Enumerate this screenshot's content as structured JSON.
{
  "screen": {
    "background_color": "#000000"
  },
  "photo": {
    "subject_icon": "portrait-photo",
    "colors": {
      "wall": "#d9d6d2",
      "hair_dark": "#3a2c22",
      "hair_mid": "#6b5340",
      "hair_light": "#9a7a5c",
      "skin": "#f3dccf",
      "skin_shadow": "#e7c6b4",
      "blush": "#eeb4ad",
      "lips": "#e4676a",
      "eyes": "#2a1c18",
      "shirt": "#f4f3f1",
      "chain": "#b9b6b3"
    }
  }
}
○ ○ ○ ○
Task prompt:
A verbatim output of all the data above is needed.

The answer:
Enumerate this screenshot's content as structured JSON.
{
  "screen": {
    "background_color": "#000000"
  },
  "photo": {
    "subject_icon": "portrait-photo",
    "colors": {
      "wall": "#d9d6d2",
      "hair_dark": "#3a2c22",
      "hair_mid": "#6b5340",
      "hair_light": "#9a7a5c",
      "skin": "#f3dccf",
      "skin_shadow": "#e7c6b4",
      "blush": "#eeb4ad",
      "lips": "#e4676a",
      "eyes": "#2a1c18",
      "shirt": "#f4f3f1",
      "chain": "#b9b6b3"
    }
  }
}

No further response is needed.